Norwegian painter Edvard Munch coined the term 'hestekur' (roughly translated to 'horse cure') to describe his habit of deliberately manhandling his paintings and leaving them outside in the elements to see how they would fare. This practice aimed to challenge the notion of an artwork's preciousness. In a similar way, Arbuckle has tested the robustness of the paintings. There is a grimy quality to the surface of the paintings, with sediment and matter congealed on the surface. Like skin, the paintings absorb their environment and journey, from first to last marking, creating a complete narrative. Only in some of these works has Arbuckle applied, as a final gesture, an oil stick crayon to the surface of the paintings: a hint of the artist's hand at play in its composition.
It is not surprising to me that Arbuckle cites an underlying interest in the formal elements of the landscape - its horizons and intersections - as a consideration in his painting. Recurring in these paintings is a tartan-like gridded structure. Horizontal and vertical lines run though the works, intersecting to divide the composition into sections. The grid is an important feature of painting: it comes from the structure of the painting, its stretcher bar frame and supports.
In his new body of works, Arbuckle has deconstructed painting, roughed it up then put it back together again, stretched over supports, framed in aluminium and hung it on the wall. These are indeed process-driven paintings. The artist has expressed his renewed enjoyment in the painting process itself, and it shows in the loose, playful markings. A focus on process does not, in this case, detract from a successful outcome. In making these works, the artist asked himself, what makes an abstract painting pleasing? Is it an attraction to the colour? A sense of movement? Evidence of the artist's hand? In these paintings, I propose that he has succeeded in all accounts.
1 Bernard Ceysson, Supports/Surfaces: A Moment/A Movement, Ceysson Éditions d'Art, 2014.
2 Helen Frankenthaler Foundation, 2020, accessed 6 April 2020, http://www.frankenthalerfoundation.org/
3 Diane Upright, Morris Louis: The Complete Paintings, New York: Harry N. Abrams, Inc., 1985, pp. 49-58, accessed 6 April 2020,http://morrislouis.org/morrislouis/page/technique_of_morris_louis

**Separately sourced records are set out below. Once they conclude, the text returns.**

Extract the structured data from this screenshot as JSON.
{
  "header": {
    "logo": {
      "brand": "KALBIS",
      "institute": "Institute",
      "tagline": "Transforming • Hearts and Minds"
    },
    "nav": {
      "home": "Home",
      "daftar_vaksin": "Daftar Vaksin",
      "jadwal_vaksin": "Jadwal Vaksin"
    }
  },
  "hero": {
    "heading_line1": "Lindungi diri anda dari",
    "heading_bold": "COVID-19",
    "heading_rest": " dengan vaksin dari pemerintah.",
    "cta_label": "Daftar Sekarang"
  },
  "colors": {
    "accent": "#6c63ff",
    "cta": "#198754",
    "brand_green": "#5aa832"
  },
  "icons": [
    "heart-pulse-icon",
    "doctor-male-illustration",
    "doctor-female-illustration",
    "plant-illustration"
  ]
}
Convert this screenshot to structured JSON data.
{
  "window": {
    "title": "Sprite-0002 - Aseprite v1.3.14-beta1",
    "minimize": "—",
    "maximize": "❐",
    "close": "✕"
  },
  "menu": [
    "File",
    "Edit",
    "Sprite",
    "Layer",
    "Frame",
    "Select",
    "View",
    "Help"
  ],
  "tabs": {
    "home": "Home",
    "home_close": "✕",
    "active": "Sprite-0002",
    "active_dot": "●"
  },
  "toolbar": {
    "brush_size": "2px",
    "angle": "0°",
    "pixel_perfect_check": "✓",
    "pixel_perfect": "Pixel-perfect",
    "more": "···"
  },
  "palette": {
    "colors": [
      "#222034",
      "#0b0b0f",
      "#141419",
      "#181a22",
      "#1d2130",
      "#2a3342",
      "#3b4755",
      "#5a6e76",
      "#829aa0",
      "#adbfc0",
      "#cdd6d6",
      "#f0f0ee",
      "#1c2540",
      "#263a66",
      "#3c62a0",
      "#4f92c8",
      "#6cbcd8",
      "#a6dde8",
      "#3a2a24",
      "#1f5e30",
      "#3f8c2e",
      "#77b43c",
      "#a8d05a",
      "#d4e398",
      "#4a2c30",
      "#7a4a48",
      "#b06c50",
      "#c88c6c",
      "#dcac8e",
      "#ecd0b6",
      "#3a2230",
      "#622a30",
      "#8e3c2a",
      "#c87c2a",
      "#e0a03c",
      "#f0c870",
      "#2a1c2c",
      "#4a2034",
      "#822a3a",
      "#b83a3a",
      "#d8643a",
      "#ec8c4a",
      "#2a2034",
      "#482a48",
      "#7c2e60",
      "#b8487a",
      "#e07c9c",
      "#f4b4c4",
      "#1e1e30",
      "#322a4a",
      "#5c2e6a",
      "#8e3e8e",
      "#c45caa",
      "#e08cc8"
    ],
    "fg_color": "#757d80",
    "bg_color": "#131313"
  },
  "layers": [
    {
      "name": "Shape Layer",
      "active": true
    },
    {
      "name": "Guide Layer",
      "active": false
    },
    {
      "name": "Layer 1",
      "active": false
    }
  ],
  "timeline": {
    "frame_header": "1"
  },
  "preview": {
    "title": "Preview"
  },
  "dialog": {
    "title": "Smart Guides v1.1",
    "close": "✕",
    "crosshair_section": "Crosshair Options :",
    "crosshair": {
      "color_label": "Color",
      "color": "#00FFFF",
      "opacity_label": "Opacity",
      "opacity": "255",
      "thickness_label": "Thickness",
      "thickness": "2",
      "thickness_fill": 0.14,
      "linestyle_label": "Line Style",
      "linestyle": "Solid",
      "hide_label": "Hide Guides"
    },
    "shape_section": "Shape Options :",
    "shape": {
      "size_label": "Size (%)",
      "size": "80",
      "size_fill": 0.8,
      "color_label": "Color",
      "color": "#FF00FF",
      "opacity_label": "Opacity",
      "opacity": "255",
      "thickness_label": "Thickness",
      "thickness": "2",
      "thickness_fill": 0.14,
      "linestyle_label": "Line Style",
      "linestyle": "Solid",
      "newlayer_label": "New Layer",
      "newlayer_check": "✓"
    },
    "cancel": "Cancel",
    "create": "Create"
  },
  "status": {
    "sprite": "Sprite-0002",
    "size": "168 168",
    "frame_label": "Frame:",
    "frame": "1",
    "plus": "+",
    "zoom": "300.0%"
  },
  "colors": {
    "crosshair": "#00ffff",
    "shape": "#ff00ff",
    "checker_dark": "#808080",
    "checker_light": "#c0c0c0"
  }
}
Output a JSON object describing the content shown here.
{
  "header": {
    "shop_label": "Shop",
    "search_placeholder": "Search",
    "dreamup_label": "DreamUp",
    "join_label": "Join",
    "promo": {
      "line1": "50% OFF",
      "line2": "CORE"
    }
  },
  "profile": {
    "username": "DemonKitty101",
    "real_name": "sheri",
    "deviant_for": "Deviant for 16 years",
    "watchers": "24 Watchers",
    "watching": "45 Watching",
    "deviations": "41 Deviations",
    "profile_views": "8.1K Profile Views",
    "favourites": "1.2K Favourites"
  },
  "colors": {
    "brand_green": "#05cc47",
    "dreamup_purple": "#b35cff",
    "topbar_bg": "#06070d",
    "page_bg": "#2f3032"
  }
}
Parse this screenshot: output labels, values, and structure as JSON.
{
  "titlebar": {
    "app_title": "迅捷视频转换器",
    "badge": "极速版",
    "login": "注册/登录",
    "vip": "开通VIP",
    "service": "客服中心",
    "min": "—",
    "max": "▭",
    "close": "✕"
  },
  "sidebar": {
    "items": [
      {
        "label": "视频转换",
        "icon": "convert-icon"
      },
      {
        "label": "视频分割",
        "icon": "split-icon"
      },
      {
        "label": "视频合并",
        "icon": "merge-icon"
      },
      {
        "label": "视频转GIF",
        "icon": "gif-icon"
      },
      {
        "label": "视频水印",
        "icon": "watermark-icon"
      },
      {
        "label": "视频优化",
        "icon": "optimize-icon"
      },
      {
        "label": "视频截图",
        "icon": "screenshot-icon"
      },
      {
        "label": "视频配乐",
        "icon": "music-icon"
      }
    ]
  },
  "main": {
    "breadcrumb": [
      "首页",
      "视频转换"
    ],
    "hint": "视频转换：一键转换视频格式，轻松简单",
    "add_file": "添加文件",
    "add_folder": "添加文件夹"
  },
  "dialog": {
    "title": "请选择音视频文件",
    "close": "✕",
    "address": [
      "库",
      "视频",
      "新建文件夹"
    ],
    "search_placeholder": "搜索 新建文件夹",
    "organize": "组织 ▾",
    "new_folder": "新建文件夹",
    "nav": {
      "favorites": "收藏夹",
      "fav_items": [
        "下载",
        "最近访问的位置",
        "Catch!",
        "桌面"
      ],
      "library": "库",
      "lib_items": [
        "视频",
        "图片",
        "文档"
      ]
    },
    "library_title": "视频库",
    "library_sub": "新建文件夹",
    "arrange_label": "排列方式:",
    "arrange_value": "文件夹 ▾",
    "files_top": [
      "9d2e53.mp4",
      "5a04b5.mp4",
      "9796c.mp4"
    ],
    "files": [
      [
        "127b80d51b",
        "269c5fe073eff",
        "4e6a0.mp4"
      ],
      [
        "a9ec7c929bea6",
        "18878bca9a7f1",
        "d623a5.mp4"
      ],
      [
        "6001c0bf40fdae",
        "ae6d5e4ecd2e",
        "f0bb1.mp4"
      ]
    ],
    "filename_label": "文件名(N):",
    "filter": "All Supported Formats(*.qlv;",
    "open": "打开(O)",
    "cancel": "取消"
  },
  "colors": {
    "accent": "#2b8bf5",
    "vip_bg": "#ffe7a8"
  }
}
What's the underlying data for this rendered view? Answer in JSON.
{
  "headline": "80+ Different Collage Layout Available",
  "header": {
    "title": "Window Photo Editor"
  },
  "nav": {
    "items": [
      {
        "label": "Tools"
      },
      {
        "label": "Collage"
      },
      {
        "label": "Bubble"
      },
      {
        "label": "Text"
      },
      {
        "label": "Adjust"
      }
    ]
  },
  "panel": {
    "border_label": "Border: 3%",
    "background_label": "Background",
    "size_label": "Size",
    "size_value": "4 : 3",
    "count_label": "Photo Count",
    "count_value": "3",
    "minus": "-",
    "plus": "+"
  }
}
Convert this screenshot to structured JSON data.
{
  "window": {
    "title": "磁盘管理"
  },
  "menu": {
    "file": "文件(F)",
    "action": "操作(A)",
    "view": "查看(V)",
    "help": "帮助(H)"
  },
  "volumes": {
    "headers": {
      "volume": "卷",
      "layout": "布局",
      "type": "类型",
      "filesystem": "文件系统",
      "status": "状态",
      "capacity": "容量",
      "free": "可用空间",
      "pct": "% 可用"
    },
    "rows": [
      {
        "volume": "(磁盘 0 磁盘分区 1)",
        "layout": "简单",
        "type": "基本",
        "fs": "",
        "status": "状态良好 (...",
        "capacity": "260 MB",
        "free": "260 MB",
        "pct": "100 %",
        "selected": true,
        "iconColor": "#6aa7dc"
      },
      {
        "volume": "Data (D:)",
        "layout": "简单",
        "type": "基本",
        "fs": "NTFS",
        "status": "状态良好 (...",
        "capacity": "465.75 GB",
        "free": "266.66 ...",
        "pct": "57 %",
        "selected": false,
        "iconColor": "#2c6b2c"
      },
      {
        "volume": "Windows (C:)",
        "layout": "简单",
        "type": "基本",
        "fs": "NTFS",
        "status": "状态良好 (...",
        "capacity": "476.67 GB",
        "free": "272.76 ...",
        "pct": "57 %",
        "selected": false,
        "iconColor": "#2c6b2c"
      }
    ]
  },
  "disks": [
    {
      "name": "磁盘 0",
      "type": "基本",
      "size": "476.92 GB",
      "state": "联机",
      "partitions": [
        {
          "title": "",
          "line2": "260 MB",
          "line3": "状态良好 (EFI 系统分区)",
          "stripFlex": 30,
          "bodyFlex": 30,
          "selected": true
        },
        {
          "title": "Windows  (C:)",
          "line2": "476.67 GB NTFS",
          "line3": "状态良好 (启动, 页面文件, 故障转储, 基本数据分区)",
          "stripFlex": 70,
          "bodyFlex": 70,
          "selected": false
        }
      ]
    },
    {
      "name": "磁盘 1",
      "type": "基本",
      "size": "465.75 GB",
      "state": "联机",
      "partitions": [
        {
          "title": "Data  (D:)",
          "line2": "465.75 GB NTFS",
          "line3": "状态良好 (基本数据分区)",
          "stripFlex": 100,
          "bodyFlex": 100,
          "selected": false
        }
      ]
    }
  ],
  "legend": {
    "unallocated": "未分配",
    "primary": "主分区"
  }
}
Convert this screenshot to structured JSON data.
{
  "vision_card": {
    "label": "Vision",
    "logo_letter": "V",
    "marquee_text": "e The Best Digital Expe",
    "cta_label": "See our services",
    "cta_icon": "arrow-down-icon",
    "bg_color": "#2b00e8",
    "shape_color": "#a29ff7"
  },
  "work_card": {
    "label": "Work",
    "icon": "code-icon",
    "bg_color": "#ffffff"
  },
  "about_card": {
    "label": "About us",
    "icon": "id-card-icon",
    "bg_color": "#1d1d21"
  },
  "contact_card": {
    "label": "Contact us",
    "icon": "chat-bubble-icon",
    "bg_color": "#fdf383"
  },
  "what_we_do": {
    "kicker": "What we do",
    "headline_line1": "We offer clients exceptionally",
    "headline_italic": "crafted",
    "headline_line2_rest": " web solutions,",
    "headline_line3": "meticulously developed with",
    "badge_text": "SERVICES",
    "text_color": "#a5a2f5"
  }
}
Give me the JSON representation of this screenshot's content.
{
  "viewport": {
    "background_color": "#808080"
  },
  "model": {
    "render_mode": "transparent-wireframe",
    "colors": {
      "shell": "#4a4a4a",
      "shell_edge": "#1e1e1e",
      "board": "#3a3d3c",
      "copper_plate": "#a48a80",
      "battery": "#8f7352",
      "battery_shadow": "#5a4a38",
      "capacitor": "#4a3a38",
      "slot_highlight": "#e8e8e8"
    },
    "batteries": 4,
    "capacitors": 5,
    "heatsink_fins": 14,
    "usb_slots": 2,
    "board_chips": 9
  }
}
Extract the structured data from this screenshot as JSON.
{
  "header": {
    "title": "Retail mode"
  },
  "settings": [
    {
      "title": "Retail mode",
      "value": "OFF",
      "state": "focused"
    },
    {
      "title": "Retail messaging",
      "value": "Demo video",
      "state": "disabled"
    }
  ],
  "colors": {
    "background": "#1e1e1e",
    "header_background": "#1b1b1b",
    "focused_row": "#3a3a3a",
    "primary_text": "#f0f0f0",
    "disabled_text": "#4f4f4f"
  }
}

4 Jonathan P. Binstock, Sam Gilliam: a retrospective, Berkeley and Los Angeles, California: University of California Press; Washington, DC: Corcoran Gallery of Art, 2005.
Laura Couttie, 2020